They are developmentally able to process logic, but the personal fable makes them less likely to do so, hence the vast array of risky behaviors the teenage population often displays. Their unfamiliarity with life as an adult makes the messages in these ads of long-term consequences less likely to resonate with them. How do you explain to a pregnant teenager who has no idea what it's like to pay the bills that they will soon be responsible for another life?
It wasn't too long ago that I was a teen myself. I remember being torn between knowing that something was true and those friends of mine who, no matter how much good sense you tried to expose them to, refused to listen to facts.
In other words, I am worried that teenagers will not comprehend the adult ramifications of their actions and cling to the personal fable in response to the brutal honesty in these ads. I tend to agree with PeepnBiscuits in that this is a cultural monstrosity that needs to be detonated from within, but how to do so remains very vague.
The ads, however, are not remotely offensive in my opinion. Since when did truth become offensive?Last edit by SoldierNurse22 on Mar 9
- Mar 9 by i_love_patient_careI don't think the ads are offensive at all. These kids need a wake up call. Luckily for me, as a teen I baby-sat infants a lot and and had an older sibling who lived at home with her baby when I was 16. I got to see what parents go through, arguably it's not the same responsibility. It is a taste of it, though, and convinced me to wait a long time to have children of my own and use effective birth control.
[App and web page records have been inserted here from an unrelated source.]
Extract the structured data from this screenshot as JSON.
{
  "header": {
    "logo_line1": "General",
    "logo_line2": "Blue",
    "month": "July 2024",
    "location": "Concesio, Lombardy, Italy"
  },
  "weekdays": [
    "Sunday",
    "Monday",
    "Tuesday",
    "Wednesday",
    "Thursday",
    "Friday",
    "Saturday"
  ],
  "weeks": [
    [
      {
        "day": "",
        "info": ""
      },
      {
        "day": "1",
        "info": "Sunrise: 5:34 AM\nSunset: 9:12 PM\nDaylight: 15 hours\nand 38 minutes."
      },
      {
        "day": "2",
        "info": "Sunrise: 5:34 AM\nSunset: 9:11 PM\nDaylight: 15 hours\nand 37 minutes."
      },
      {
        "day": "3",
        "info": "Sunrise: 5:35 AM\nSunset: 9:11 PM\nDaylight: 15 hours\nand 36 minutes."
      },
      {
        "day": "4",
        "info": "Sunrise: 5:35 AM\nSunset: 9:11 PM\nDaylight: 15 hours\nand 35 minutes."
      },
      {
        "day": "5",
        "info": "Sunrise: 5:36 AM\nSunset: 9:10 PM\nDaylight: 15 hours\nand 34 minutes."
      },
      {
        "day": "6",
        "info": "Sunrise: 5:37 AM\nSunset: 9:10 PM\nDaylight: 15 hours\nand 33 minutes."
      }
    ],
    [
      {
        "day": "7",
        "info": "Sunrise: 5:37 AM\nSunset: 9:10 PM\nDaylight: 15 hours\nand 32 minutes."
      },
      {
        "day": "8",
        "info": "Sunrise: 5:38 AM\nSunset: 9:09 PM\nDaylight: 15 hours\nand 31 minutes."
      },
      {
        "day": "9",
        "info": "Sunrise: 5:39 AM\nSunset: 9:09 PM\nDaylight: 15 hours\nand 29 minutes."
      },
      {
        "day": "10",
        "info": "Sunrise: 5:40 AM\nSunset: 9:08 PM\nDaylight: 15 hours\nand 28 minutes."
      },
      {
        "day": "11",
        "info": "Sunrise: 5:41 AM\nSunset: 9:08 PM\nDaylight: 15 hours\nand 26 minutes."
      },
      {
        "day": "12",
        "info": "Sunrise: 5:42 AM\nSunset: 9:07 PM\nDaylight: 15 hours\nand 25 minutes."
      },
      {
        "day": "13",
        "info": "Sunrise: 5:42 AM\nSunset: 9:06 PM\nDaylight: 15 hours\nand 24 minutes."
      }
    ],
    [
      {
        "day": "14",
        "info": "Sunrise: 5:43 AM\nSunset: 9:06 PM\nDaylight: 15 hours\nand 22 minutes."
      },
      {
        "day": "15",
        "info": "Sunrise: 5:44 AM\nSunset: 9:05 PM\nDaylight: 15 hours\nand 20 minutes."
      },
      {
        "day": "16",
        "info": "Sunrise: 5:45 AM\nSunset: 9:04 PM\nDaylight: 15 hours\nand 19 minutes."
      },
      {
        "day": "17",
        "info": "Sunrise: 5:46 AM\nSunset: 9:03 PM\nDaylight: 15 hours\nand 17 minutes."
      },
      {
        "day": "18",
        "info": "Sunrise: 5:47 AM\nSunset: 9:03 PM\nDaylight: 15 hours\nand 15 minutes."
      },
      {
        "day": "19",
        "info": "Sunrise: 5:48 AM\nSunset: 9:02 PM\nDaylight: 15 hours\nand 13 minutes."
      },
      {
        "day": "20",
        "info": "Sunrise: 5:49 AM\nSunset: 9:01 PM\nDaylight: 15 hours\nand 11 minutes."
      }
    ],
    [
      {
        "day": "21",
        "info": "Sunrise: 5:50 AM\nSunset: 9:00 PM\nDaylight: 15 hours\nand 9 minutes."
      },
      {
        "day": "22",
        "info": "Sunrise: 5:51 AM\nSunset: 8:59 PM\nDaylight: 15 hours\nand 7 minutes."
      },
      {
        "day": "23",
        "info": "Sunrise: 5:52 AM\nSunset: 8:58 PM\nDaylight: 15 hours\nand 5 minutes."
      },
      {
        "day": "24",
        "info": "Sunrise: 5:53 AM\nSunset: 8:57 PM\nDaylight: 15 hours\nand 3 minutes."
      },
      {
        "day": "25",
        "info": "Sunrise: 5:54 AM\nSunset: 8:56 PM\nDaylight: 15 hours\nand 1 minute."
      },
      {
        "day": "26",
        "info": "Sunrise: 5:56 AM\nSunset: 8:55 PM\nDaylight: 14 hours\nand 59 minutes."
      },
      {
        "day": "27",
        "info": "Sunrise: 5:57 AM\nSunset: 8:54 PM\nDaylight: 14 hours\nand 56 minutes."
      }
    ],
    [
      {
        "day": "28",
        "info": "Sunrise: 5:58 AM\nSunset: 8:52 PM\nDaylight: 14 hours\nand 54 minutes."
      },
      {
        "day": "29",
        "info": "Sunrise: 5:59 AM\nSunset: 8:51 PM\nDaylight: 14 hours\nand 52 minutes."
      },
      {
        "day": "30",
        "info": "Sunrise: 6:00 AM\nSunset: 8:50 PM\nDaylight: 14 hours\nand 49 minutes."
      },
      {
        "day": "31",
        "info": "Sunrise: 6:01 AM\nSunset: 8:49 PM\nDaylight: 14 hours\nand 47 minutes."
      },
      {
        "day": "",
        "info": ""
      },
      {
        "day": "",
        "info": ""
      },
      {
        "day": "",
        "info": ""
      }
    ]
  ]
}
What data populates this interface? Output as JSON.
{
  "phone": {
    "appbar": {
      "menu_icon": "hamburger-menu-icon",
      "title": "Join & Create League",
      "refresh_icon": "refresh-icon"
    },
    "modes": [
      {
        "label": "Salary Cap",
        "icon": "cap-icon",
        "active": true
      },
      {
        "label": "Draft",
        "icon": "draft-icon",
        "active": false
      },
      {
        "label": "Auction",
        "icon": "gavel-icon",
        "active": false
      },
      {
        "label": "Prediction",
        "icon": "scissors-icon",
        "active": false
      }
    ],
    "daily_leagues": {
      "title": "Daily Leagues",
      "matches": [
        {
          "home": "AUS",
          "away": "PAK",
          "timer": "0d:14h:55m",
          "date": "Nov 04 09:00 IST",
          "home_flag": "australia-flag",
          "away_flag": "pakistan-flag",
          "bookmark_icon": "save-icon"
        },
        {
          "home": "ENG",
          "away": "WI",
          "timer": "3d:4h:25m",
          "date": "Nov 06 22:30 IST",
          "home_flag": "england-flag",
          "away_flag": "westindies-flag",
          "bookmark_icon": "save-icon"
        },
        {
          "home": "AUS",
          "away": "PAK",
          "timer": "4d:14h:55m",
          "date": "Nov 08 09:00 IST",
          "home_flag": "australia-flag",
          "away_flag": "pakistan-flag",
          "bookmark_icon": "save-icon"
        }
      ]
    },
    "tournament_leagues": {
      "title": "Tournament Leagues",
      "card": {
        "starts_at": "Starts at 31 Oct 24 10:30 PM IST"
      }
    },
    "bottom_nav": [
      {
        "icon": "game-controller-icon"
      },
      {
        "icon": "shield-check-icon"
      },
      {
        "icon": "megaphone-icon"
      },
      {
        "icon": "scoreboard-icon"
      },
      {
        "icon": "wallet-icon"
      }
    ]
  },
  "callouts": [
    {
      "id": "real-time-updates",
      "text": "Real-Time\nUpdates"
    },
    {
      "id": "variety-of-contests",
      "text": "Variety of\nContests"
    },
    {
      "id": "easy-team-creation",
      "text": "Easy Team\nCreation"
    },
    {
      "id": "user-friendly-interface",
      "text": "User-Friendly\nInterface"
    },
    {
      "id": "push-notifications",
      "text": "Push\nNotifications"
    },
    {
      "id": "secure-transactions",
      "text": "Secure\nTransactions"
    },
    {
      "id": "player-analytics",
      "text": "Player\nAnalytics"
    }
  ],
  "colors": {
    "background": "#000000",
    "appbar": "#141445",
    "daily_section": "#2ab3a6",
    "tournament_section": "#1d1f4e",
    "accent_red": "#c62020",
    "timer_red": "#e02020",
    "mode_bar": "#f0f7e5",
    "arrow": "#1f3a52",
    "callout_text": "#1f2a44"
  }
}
- Mar 9 by pmabrahamGood day:
The message needs to be strong, to be repeated, and to be varied enough not to be droned out, but consistent enough that it never loses the main points.
- Mar 9 by myelinmeh. These ads target pregnant teens and teen moms and basically shame them for making "bad" decisions (interesting that no one seems to care about the teen dads in this scenario, apparently it doesn't matter that he also made a "bad" decision). I don't think this will make a lick of difference for prevention of pregnancies. I think the best way to approach teen pregnancy in this country is to take an example from other nations that have much lower rates than we do. These countries typically offer comprehensive sex education at a very early age and build on it throughout schooling AND offer people far more support then we do (thus helping to end the cycle of poverty and pregnancy). Shame does not create behavior change.
- Mar 9 by priorities2Another consideration is that NYC is so highly diverse. In typical American culture, there's a period of being a teenager between childhood and adulthood. This is a relatively new phenomenon evolutionarily and certainly isn't present in all cultures, and in many more cultures, the period of being a teenager is much shorter. I think this ad would be highly offensive, for example, to my Hmong friend, who had her first baby at 16 and now at 19 is pregnant again. She has been married since 16 and was doing what was expected of her by her parents by having these children. Further, all of the Hassidic Jews in NYC! That is just one specific cultural subgroup where having a baby at 18-19 is perfectly acceptable. I find these ads to be terribly ethnocentric for such a diverse city, not to mention shaming to both teen mothers AND their innocent children.